### [The input]
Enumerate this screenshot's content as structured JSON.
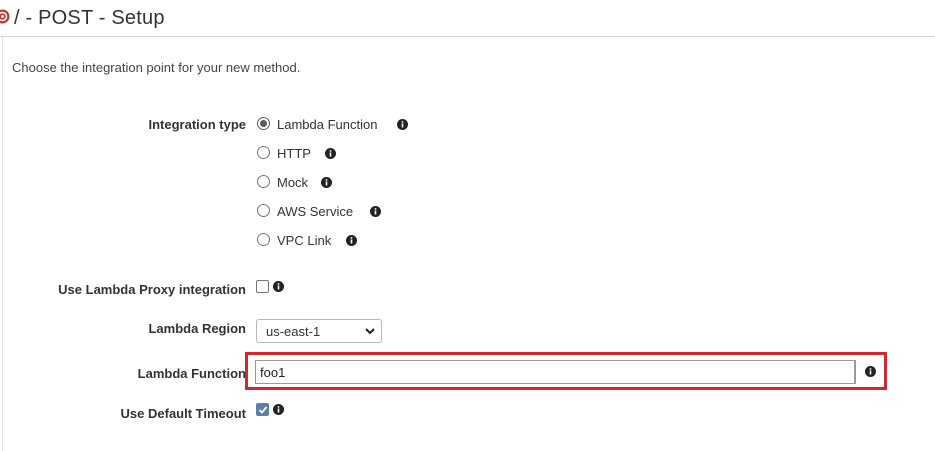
{
  "header": {
    "title": "/ - POST - Setup",
    "icon": "aws-api-icon"
  },
  "intro": "Choose the integration point for your new method.",
  "integration_type": {
    "label": "Integration type",
    "options": [
      {
        "label": "Lambda Function",
        "selected": true
      },
      {
        "label": "HTTP",
        "selected": false
      },
      {
        "label": "Mock",
        "selected": false
      },
      {
        "label": "AWS Service",
        "selected": false
      },
      {
        "label": "VPC Link",
        "selected": false
      }
    ]
  },
  "proxy": {
    "label": "Use Lambda Proxy integration",
    "checked": false
  },
  "region": {
    "label": "Lambda Region",
    "value": "us-east-1"
  },
  "function": {
    "label": "Lambda Function",
    "value": "foo1"
  },
  "timeout": {
    "label": "Use Default Timeout",
    "checked": true
  },
  "colors": {
    "highlight": "#d7262b",
    "checkbox_checked": "#5f7ea3",
    "header_border": "#d5d5d5"
  }
}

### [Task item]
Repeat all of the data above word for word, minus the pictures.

### [Expected output]
Enumerate this screenshot's content as structured JSON.
{
  "header": {
    "title": "/ - POST - Setup",
    "icon": "aws-api-icon"
  },
  "intro": "Choose the integration point for your new method.",
  "integration_type": {
    "label": "Integration type",
    "options": [
      {
        "label": "Lambda Function",
        "selected": true
      },
      {
        "label": "HTTP",
        "selected": false
      },
      {
        "label": "Mock",
        "selected": false
      },
      {
        "label": "AWS Service",
        "selected": false
      },
      {
        "label": "VPC Link",
        "selected": false
      }
    ]
  },
  "proxy": {
    "label": "Use Lambda Proxy integration",
    "checked": false
  },
  "region": {
    "label": "Lambda Region",
    "value": "us-east-1"
  },
  "function": {
    "label": "Lambda Function",
    "value": "foo1"
  },
  "timeout": {
    "label": "Use Default Timeout",
    "checked": true
  },
  "colors": {
    "highlight": "#d7262b",
    "checkbox_checked": "#5f7ea3",
    "header_border": "#d5d5d5"
  }
}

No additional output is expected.